Upright headstones usually stand on top of the grave and cost around $2,000 – $5,000 depending on the design. Grave markers lie flat on the ground and cost around $1,000. Each cost depends on the type of material used, with stone and bronze material being the cheapest.

7. Additional Funeral Services

A funeral home’s least expensive option is usually a direct burial. Having a direct burial means the body is not embalmed and there is no visitation. Another option is direct cremation, which is essentially the same as a direct burial, except the body is cremated not buried.

A horse drawn funeral is not available everywhere, but can provide a unique alternative to a regular hearse and provide families with additional style and elegance. Funeral Homes that provide this service usually offer black or white horses and decorations in the colour of choice.

The cost of a horse and carriage is higher and is usually charged per hour. Shipping a body can increase funeral costs by $2,000 or more. Any funeral home that offers these additional services will make money and profit than funeral homes who offer fewer services.

In conclusion, the profit of a funeral home will depend on the factors mentioned above. Howbeit, relationships are at the foundation of this business. Funeral home business owners who establish a flawless reputation within their local community will win the business of locals for generations.

Estimated Profit Margin for a Funeral Home

According to reports, the average gross profit margin across the funeral industry is 62.5 percent. This ranks just above the midpoint compared to other common industries. However, independent operators may barely squeeze a margin of 10 to 30 percent.

Although this business might not be for everyone, but working in the funeral service can be a profitable career move. A non – managerial employee can earn around $57,580 per year with an associate’s degree. That rate certainly jumps for funeral service managers, who have a median annual wage of $79,180.

Morticians, undertakers and funeral directors, on the other hand, have a median annual wage of $52,650. Embalmers tend to be on the lower end of the pay scale with a median annual wage of $45,060. Top – earning owners are said to make over $92,000, according to according industry reports.

Starting a funeral home will cost between $150,000 and $300,000 for a small – scale and intimate mortuary.

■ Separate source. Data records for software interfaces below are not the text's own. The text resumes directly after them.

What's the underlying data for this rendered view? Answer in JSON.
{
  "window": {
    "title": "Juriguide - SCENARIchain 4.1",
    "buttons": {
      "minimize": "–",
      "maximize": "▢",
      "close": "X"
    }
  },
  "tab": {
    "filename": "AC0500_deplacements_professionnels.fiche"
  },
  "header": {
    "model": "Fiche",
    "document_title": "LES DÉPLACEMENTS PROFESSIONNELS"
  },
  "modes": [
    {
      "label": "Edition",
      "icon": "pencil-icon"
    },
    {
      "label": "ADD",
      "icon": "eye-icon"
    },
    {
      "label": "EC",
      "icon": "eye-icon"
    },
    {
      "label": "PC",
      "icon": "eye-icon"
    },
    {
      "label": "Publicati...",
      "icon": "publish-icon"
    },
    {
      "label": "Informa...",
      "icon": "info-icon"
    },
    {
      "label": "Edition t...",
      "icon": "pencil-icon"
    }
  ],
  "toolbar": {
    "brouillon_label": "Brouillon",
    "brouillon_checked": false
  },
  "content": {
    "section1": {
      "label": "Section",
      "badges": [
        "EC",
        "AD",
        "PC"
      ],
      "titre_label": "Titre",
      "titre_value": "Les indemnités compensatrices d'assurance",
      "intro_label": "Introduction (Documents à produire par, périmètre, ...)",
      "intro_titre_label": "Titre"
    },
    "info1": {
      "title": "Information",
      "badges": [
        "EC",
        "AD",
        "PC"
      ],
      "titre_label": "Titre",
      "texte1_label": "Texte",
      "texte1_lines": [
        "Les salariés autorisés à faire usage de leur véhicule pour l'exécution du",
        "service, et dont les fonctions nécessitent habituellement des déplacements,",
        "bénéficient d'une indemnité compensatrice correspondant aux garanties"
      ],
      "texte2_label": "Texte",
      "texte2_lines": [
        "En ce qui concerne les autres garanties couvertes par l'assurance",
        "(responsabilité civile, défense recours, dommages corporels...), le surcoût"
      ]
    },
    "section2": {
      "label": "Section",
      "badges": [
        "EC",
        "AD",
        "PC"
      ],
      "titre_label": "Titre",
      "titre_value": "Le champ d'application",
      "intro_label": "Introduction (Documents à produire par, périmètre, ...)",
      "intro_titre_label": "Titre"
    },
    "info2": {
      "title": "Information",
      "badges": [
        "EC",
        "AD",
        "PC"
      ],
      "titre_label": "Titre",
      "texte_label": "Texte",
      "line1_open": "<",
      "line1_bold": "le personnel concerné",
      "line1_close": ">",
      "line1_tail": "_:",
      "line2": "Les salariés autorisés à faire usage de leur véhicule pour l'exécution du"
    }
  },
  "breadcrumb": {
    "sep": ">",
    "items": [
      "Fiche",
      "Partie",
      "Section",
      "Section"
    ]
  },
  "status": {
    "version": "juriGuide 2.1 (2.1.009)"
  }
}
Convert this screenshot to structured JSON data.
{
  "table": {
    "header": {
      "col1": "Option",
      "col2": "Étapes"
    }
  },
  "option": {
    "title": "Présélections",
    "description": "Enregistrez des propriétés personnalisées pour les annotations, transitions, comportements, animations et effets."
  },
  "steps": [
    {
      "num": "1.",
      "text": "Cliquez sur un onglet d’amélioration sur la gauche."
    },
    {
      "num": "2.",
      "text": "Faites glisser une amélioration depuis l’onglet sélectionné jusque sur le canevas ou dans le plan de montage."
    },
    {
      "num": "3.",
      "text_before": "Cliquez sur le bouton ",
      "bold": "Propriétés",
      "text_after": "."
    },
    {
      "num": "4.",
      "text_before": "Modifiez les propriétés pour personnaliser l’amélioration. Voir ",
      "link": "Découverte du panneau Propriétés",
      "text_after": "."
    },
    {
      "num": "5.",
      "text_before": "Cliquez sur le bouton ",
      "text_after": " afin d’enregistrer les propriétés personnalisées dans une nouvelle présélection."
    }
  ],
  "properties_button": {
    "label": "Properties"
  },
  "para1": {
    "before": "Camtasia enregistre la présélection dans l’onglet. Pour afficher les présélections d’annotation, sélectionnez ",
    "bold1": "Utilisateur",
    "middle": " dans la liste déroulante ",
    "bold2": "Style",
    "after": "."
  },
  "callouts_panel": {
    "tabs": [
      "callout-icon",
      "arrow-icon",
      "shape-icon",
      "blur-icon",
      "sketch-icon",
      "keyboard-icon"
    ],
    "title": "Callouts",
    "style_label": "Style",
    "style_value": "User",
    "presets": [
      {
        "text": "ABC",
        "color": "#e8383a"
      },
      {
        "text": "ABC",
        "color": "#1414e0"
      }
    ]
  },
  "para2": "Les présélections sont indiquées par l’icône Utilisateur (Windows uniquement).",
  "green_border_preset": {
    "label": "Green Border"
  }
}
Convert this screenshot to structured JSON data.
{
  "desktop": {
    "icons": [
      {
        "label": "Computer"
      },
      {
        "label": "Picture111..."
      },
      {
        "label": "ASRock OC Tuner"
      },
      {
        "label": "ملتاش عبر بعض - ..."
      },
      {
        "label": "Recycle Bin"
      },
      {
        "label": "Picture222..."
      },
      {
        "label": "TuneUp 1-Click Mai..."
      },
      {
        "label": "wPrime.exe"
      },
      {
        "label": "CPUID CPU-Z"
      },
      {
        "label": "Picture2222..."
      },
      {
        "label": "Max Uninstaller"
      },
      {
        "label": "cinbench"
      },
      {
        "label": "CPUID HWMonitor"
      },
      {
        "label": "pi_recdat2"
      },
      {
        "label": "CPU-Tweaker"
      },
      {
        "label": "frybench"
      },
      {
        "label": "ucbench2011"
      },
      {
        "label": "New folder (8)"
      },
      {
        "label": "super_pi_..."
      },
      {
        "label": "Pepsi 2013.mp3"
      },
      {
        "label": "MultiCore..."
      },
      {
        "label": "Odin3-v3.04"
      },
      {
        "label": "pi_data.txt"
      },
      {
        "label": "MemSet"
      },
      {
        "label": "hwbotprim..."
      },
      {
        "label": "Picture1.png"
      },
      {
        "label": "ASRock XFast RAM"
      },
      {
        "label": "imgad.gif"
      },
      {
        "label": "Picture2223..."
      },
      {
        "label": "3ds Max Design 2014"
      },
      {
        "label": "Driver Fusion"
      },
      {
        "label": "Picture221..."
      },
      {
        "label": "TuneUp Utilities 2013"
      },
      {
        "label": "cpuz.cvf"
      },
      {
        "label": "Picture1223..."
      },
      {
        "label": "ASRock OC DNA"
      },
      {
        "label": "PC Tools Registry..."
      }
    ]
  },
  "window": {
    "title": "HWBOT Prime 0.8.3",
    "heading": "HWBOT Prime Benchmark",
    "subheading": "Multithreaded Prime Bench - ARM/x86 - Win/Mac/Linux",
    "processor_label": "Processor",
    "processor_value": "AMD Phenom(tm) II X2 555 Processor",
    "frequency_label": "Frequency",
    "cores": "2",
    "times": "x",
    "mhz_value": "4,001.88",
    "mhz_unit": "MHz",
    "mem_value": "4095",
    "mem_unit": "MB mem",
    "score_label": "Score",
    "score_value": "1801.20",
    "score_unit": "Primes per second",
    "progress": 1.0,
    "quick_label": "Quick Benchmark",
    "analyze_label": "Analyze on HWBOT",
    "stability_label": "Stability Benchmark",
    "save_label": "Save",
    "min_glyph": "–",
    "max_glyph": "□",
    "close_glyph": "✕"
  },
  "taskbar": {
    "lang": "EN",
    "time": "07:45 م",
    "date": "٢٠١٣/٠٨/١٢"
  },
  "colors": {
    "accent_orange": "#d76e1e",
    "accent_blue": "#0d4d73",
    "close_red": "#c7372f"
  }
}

But creating a large – scale franchise could cost upward of $2 million.